The reversal of the plan to clear the park was announced by Deputy Mayor Cas Holloway, who said in a statement: “Late last night, we received notice from the owners of Zuccotti Park—Brookfield Properties—that they are postponing their scheduled cleaning of the park, and for the time being withdrawing their request from earlier in the week for police assistance during their cleaning operation.”
The World Socialist Web Site spoke to a number of people who had come to defend the occupation. Ryan, a young man form Long Island who works two jobs to make ends meet, told us. “I’m here to defend Occupy Wall Street, because I have to be here. This is an international movement against the capitalist system. Classism is a long-standing problem. It’s as old as civilization itself, but it’s gotten much worse in the last 10 years. I’m here because we need a society in which it is possible for every human being to realize their potential.”
When asked about the role of liberal groups in supporting the occupation he said, “The Democrats are beholden to the same bankers as the Republicans.
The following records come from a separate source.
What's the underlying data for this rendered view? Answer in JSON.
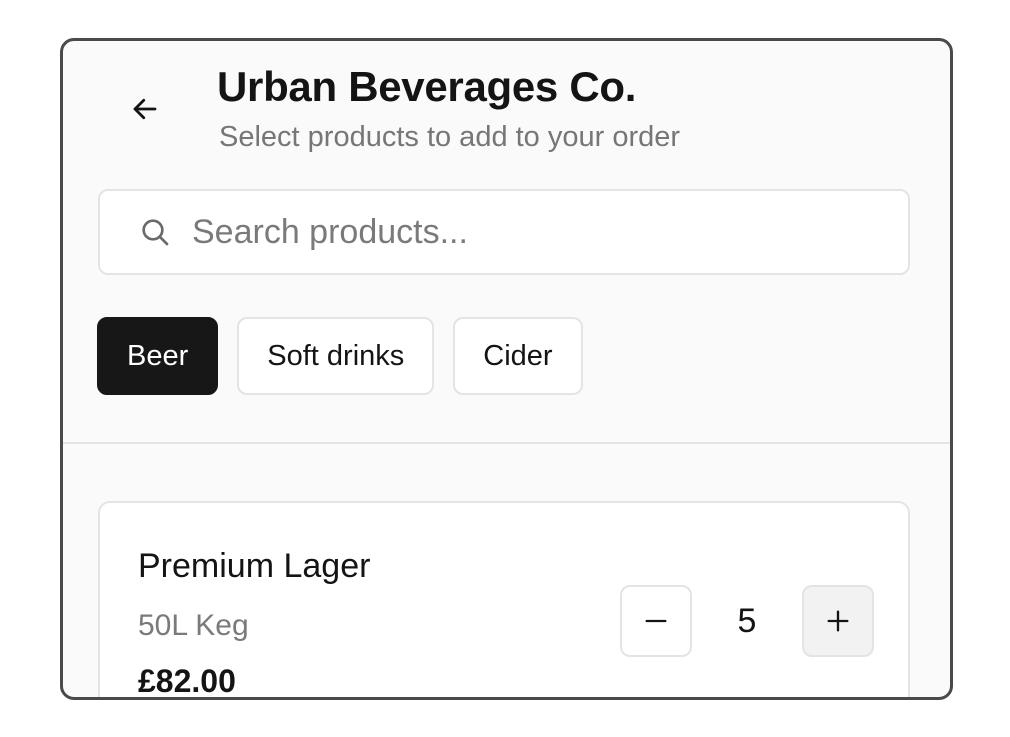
{
  "header": {
    "title": "Urban Beverages Co.",
    "subtitle": "Select products to add to your order",
    "back_icon": "arrow-left-icon"
  },
  "search": {
    "placeholder": "Search products...",
    "icon": "search-icon"
  },
  "categories": [
    {
      "label": "Beer",
      "active": true
    },
    {
      "label": "Soft drinks",
      "active": false
    },
    {
      "label": "Cider",
      "active": false
    }
  ],
  "products": [
    {
      "name": "Premium Lager",
      "size": "50L Keg",
      "price": "£82.00",
      "quantity": "5"
    }
  ],
  "colors": {
    "accent": "#171717",
    "border": "#e4e4e4",
    "muted_text": "#767676",
    "background": "#fafafa"
  }
}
That’s pretty obvious. “
Natasha, a young woman who lives in Brooklyn and works for a non-profit said: “I was a arrested on the Brooklyn Bridge on October 1, and I’ve been coming back since then. Something is very wrong with this country and this is a tangible moment to try to rectify it. I think it’s not surprising that that Democratic Party wants in on this. I don’t believe that people here are buying it, though. I voted for Obama in 2008, but I think it’s the role of the president to do what he has done. It’s hard to believe that he is helping us.”
Vanessa, from Melbourne, Florida, told us that she was a server in a restaurant and had come to the protest to support the Occupy Wall Street movement. “We absolutely need some change. I don’t support consumerism. I’m looking for more justice and more equality. I think that capitalism in its entirety is not helping out the planet. It’s more like self-destruction and evolution. We’re not going to be co-opted by the establishment. This is something new here. The old way has failed.”
We asked her if she was opposed to political parties, and Vanessa said she was, but when we asked if this included socialist parties, she amended this: “I’m more interested in socialist policies, for sure. We need something radical.”